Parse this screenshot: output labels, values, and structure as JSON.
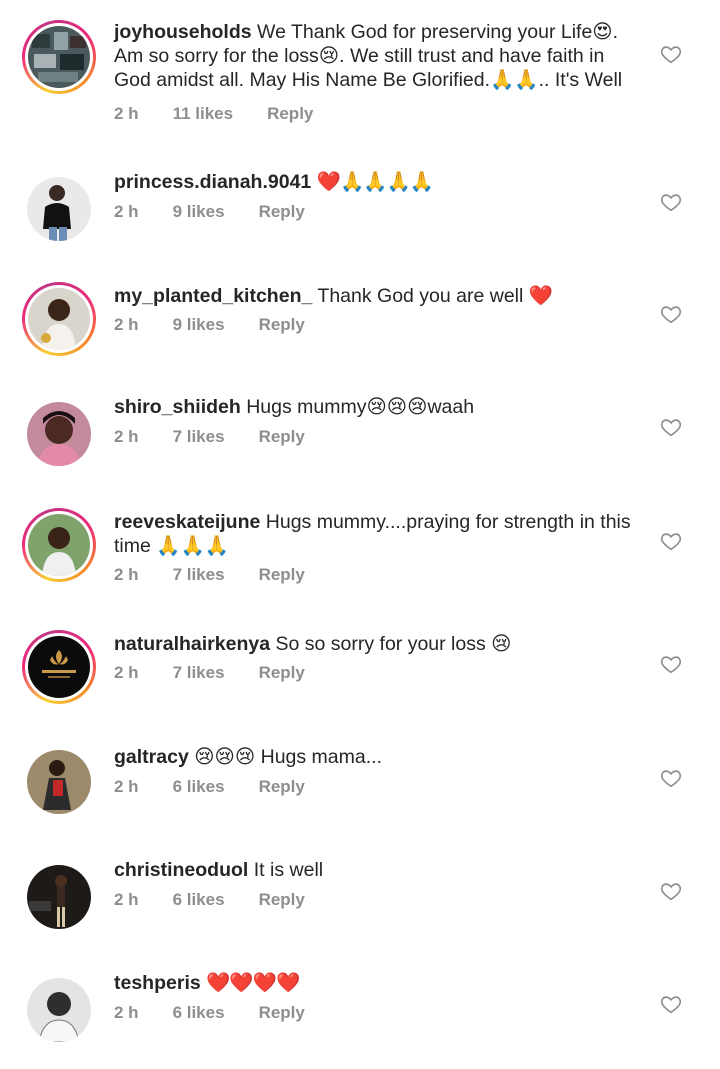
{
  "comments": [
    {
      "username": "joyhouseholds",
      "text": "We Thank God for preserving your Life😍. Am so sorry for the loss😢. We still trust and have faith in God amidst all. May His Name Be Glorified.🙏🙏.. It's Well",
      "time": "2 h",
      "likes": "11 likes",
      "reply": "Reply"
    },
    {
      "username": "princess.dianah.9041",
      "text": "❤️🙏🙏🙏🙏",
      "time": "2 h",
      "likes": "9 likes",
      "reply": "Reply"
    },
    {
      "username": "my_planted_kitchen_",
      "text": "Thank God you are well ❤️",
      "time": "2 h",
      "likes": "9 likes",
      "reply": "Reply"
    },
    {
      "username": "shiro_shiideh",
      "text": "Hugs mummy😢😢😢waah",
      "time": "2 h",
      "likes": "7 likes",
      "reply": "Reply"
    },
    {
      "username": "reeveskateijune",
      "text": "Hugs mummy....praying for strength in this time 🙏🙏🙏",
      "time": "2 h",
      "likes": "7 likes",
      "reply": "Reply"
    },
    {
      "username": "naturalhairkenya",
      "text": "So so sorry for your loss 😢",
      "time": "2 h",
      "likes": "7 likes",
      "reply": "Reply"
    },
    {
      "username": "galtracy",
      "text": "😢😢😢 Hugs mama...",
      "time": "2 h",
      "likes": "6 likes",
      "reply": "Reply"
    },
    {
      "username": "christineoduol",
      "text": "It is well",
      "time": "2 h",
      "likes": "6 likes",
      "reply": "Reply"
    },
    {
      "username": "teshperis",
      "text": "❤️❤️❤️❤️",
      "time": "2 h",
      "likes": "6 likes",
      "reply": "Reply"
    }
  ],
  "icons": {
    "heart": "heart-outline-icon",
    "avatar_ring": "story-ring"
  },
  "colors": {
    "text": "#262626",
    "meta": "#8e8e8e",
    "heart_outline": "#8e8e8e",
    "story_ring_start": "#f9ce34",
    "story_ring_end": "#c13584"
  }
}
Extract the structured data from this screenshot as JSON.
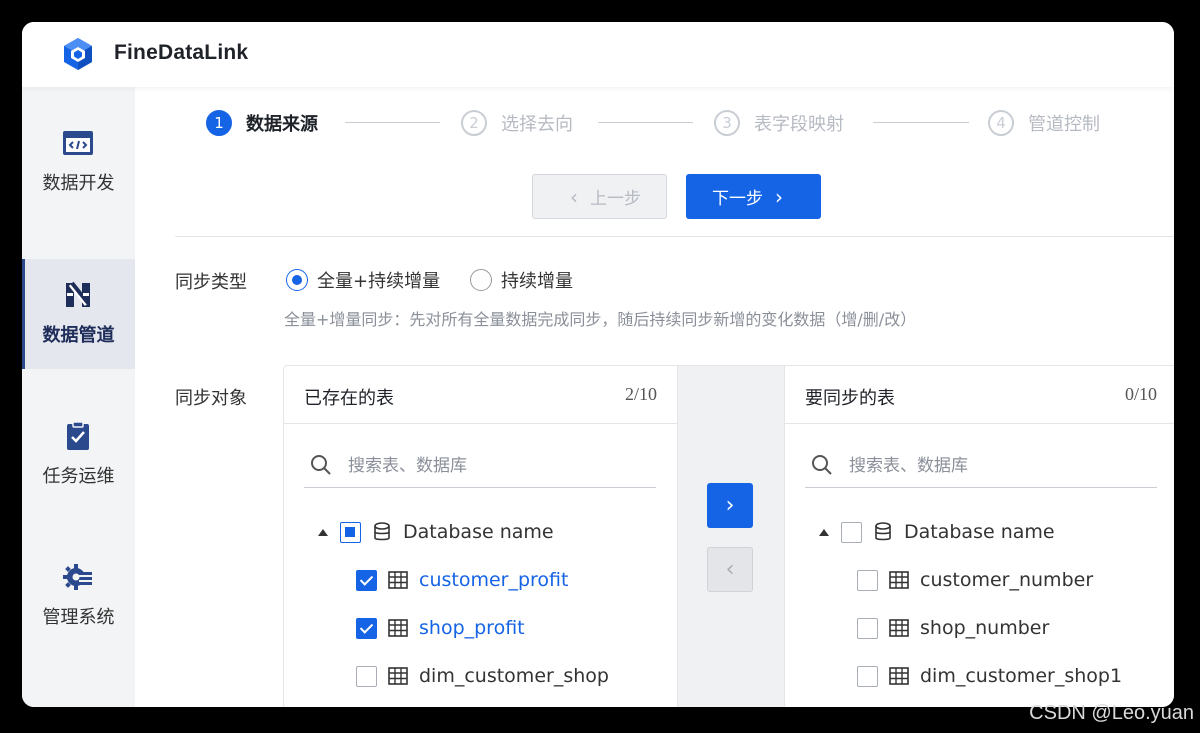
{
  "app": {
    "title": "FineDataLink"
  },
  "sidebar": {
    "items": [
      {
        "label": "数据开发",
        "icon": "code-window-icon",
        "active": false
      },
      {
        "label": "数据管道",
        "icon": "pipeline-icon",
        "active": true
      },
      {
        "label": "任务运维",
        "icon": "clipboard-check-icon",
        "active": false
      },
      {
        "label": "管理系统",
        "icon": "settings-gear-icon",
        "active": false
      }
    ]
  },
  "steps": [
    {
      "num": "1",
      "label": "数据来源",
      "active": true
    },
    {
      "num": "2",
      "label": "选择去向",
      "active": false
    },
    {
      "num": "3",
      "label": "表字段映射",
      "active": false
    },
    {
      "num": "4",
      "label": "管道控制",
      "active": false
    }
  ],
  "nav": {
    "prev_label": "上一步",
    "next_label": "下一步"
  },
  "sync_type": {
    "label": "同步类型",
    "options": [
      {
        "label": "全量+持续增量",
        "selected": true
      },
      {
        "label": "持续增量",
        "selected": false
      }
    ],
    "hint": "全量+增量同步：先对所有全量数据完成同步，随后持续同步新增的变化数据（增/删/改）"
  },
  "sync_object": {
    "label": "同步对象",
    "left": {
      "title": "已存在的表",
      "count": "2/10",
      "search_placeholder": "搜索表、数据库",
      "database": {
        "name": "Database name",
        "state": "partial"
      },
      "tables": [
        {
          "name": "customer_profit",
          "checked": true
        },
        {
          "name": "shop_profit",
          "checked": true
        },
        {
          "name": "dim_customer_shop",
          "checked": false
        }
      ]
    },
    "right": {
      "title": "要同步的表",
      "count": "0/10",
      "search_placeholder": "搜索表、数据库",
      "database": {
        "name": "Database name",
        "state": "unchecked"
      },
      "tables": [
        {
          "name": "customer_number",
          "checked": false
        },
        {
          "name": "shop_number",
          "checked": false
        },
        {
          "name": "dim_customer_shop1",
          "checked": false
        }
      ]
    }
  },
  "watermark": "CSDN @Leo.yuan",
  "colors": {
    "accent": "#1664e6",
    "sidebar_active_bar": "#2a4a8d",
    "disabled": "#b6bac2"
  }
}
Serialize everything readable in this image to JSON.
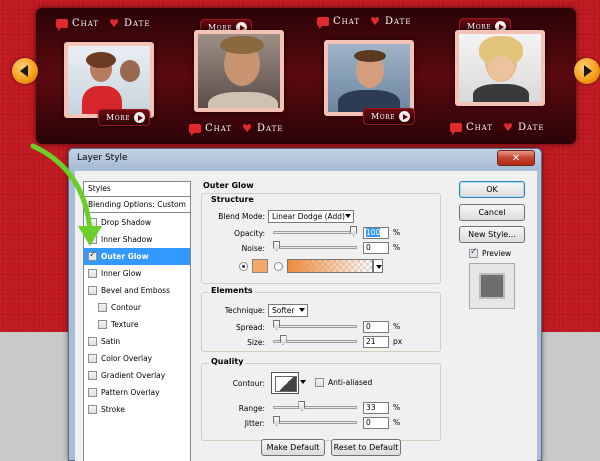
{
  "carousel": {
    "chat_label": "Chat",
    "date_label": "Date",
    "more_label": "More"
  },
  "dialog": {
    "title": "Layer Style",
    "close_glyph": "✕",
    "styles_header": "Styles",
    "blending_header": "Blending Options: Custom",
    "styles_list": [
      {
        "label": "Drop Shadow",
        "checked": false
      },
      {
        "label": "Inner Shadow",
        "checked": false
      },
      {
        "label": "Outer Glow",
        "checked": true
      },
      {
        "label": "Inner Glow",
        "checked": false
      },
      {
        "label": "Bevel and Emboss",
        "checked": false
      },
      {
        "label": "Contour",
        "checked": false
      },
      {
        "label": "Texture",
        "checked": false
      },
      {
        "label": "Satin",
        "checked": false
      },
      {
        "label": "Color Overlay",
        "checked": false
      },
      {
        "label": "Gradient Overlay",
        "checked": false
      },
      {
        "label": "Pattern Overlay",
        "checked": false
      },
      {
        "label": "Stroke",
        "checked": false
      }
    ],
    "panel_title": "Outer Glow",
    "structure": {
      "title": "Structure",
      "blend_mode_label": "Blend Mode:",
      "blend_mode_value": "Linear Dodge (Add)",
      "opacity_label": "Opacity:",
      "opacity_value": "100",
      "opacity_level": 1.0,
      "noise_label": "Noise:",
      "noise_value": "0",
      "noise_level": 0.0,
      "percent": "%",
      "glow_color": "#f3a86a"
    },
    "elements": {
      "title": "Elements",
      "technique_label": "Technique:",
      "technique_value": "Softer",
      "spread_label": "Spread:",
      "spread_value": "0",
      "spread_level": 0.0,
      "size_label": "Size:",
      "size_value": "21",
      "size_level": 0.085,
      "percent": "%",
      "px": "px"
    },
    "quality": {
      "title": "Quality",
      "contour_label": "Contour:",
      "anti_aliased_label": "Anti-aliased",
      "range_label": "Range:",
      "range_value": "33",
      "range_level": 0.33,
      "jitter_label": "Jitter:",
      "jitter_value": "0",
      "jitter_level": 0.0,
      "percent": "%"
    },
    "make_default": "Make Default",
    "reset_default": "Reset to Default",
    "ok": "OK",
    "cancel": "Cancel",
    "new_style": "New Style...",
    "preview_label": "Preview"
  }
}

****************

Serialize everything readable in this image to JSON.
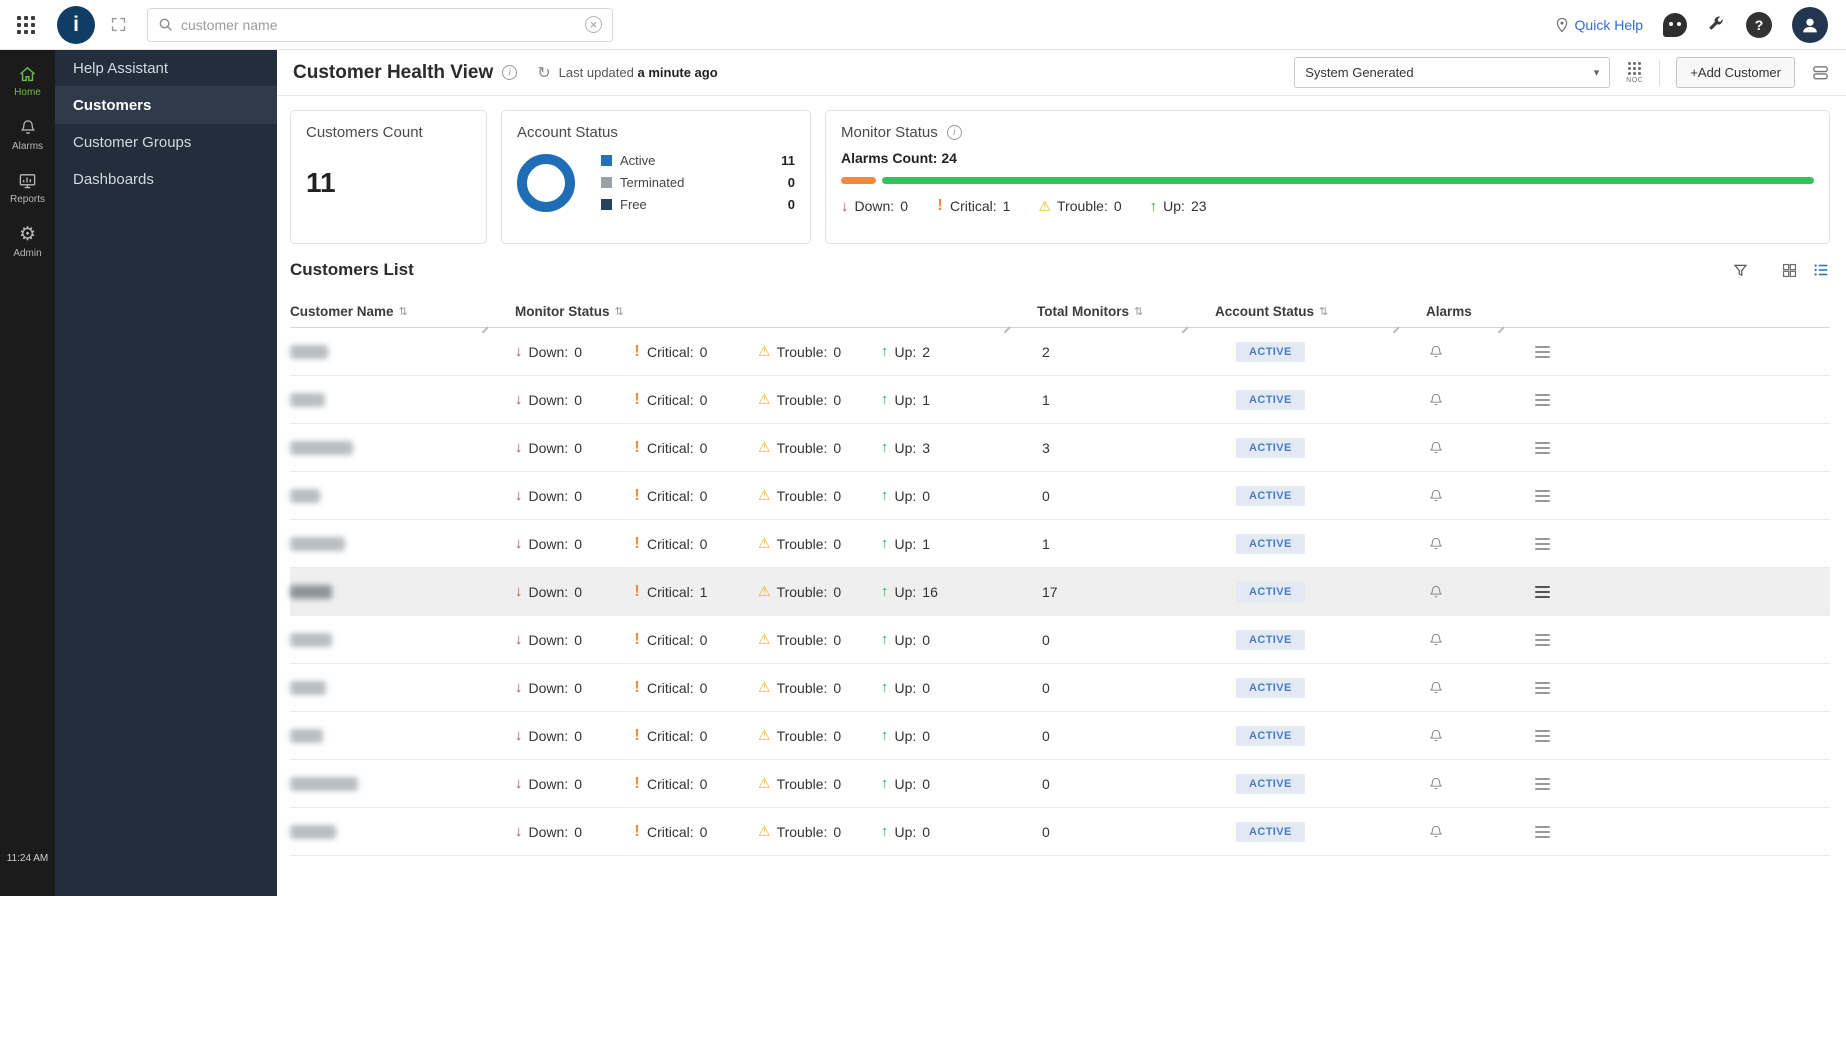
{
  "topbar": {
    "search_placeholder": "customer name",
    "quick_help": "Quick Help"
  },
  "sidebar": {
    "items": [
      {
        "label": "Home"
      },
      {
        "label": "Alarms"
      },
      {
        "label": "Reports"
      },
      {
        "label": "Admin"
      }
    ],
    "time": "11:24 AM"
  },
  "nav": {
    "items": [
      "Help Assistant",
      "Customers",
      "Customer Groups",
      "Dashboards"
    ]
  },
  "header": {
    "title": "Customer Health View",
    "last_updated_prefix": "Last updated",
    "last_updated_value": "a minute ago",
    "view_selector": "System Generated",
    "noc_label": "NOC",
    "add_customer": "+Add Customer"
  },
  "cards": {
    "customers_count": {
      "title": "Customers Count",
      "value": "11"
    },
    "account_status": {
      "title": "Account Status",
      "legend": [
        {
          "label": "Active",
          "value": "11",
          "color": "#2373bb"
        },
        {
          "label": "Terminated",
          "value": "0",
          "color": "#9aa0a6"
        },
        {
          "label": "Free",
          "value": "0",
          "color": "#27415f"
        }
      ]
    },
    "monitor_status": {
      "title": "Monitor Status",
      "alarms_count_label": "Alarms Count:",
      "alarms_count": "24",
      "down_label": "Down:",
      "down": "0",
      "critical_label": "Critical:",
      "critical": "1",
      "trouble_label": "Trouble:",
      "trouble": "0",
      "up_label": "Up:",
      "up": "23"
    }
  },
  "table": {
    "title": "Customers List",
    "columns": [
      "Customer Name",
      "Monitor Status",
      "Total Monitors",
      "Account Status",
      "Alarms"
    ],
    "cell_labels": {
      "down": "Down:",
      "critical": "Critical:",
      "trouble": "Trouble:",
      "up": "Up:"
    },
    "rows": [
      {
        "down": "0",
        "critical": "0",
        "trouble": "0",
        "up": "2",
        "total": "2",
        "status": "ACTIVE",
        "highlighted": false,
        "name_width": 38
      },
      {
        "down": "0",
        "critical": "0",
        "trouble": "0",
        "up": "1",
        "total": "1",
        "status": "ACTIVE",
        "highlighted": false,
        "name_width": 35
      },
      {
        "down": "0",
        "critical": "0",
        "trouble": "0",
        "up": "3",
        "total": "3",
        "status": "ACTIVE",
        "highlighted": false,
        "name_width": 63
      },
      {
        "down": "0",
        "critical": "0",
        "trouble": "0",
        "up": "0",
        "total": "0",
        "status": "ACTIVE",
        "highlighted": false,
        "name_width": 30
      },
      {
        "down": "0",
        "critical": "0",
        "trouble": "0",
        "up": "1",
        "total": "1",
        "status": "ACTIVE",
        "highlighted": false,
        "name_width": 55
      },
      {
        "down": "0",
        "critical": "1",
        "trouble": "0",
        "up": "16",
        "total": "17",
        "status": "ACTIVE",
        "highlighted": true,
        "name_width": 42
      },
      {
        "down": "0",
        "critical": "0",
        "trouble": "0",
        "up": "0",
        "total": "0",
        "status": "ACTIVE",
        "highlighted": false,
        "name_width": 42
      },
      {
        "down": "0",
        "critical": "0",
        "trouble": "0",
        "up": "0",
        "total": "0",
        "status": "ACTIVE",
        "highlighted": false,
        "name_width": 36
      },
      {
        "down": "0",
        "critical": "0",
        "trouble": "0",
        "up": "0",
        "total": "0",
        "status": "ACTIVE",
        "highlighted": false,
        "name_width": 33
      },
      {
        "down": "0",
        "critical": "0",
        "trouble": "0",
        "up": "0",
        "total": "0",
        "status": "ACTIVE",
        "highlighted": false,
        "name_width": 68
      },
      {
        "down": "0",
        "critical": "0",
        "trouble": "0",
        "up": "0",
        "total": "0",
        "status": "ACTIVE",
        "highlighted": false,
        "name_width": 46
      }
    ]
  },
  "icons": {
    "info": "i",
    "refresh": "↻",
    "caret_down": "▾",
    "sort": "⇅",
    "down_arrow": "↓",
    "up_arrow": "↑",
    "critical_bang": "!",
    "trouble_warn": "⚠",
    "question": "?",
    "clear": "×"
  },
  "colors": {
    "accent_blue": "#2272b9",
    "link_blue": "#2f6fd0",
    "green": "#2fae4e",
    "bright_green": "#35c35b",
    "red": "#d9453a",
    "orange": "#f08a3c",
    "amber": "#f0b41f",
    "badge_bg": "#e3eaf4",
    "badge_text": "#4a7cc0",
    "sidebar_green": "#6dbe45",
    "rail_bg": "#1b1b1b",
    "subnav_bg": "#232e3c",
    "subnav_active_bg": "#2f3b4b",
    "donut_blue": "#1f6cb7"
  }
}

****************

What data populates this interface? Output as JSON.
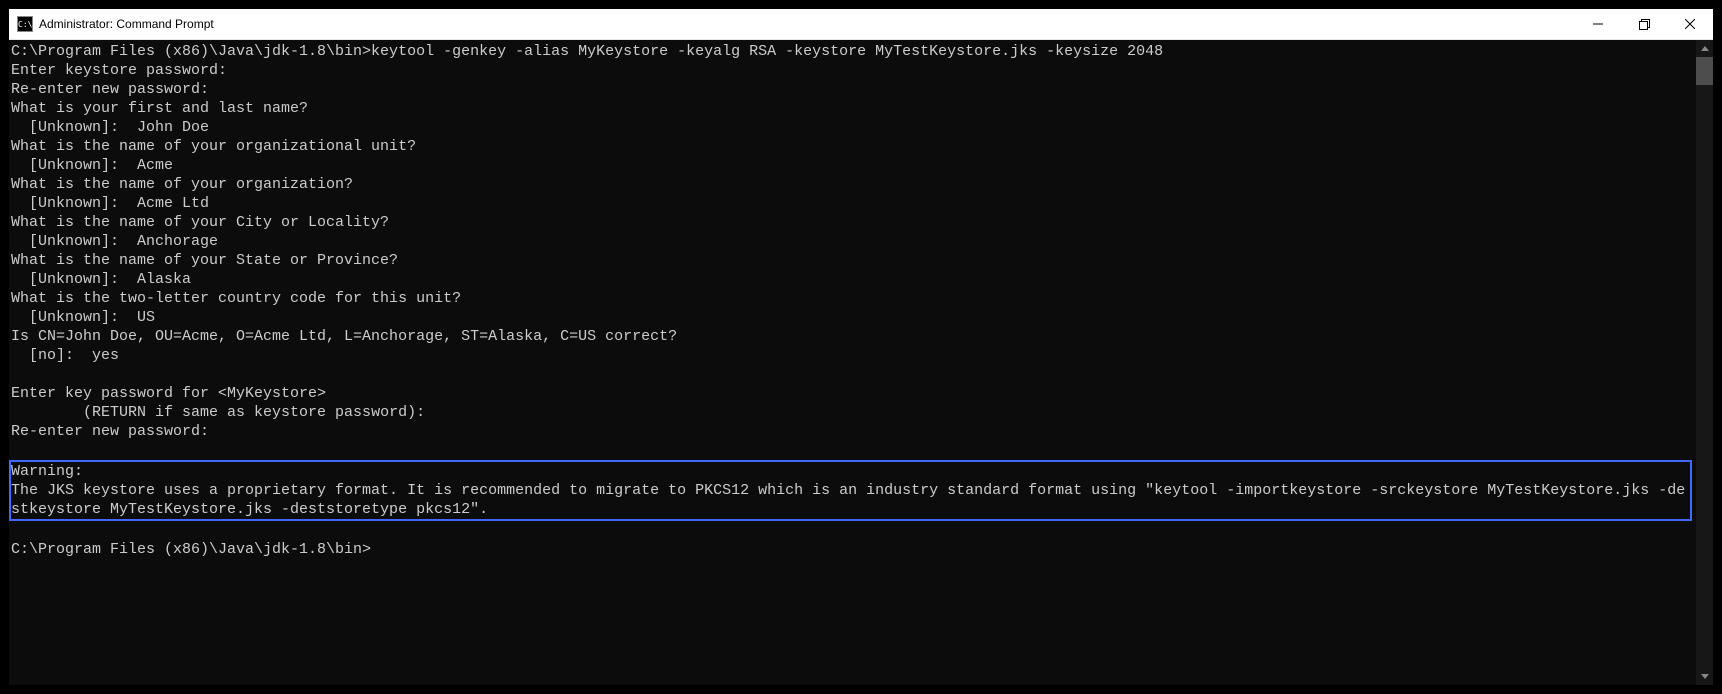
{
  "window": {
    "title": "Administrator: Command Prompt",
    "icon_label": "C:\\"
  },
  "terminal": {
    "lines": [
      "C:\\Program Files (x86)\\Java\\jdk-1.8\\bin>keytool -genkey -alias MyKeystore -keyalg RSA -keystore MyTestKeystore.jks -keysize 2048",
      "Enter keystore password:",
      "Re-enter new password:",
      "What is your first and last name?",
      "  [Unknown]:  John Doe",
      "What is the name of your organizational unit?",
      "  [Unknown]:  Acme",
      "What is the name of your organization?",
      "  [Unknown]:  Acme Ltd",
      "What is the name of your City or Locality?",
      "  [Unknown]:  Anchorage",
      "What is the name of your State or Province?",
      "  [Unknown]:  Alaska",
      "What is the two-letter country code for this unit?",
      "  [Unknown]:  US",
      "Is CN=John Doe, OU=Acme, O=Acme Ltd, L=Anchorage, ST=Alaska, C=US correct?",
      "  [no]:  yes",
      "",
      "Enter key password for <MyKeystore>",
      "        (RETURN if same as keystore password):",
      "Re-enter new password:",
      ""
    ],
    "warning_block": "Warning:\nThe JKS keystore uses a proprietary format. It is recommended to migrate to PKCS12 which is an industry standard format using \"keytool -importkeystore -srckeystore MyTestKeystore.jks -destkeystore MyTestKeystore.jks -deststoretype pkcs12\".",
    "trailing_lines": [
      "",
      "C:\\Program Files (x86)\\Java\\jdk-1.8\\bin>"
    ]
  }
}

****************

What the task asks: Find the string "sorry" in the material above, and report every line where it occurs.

Result for this task:
      "text": "We Thank God for preserving your Life😍. Am so sorry for the loss😢. We still trust and have faith in God amidst all. May His Name Be Glorified.🙏🙏.. It's Well",
      "text": "So so sorry for your loss 😢",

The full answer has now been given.